• **Task requirements**: A single figure is the whole answer: the number of lines in the records that contain "this".

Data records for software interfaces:
+-------+

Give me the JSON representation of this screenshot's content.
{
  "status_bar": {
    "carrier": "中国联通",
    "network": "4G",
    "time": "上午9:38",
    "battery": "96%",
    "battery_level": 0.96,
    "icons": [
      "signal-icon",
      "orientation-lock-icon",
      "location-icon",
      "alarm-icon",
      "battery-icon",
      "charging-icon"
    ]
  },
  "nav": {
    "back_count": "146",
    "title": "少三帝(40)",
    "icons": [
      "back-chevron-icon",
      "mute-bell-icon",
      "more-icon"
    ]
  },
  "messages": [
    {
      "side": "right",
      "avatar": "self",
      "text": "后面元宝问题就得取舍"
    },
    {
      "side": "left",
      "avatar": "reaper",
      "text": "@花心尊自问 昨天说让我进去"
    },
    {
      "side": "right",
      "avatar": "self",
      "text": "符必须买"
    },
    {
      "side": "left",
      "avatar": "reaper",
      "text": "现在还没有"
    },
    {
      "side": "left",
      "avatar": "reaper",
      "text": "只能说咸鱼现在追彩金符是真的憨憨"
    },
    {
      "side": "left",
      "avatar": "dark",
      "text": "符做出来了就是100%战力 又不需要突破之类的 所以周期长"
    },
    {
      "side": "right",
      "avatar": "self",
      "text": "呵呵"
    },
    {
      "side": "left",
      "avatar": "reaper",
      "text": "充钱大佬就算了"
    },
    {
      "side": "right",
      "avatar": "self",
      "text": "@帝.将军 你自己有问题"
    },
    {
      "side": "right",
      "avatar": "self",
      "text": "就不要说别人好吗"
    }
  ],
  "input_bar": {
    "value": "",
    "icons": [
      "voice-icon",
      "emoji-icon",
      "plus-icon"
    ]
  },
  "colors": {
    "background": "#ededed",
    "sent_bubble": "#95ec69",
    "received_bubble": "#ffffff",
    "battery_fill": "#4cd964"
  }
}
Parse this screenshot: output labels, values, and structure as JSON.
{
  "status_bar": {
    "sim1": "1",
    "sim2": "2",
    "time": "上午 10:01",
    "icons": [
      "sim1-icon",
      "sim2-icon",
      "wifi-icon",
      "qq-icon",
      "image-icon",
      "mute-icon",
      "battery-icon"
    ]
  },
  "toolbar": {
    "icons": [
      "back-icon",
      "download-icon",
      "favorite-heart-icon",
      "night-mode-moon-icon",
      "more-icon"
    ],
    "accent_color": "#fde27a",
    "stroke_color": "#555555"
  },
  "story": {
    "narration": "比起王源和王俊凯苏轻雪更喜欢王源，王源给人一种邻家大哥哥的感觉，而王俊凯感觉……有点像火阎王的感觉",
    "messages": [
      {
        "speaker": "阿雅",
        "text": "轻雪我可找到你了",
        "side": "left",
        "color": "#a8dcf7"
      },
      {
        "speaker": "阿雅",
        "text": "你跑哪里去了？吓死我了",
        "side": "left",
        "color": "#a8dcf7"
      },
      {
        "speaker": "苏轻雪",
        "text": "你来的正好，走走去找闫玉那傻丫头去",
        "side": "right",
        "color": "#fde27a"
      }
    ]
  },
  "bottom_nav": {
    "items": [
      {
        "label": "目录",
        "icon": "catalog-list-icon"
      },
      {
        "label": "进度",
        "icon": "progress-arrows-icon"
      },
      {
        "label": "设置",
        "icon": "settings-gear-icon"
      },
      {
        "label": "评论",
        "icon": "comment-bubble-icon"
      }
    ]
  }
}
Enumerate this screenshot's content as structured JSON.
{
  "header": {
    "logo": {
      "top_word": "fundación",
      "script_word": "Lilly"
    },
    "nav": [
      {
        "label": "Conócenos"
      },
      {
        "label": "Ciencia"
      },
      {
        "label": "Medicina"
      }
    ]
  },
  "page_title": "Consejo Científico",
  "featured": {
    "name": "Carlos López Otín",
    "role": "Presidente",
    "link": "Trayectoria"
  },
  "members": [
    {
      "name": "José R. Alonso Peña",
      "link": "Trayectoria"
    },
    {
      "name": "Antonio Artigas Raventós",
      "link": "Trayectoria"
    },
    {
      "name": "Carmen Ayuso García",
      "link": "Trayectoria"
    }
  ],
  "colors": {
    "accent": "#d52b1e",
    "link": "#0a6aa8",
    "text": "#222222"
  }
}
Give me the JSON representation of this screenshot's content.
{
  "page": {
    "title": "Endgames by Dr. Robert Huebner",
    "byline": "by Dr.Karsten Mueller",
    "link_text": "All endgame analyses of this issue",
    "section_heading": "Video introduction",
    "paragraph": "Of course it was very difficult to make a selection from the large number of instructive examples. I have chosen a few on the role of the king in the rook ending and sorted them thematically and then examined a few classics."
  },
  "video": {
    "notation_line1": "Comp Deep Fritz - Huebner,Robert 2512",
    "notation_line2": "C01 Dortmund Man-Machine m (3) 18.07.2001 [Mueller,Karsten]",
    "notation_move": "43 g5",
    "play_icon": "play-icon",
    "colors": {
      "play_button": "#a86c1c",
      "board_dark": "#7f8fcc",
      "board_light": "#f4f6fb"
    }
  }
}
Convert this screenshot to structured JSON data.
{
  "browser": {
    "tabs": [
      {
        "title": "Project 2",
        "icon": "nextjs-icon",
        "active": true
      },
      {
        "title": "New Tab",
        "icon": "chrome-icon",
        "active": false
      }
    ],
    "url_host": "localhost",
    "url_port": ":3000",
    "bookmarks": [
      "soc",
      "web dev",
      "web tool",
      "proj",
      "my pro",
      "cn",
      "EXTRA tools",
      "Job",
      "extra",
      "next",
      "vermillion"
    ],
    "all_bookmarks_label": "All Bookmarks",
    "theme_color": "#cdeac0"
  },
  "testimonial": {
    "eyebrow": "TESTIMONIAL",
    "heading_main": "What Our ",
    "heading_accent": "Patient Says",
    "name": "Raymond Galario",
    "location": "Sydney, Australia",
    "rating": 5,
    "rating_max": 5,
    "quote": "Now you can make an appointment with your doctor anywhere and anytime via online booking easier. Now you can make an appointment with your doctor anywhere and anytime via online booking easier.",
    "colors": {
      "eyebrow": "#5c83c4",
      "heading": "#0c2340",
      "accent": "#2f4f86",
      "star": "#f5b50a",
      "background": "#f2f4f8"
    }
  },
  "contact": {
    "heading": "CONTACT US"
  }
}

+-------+

• **Finished task**: 6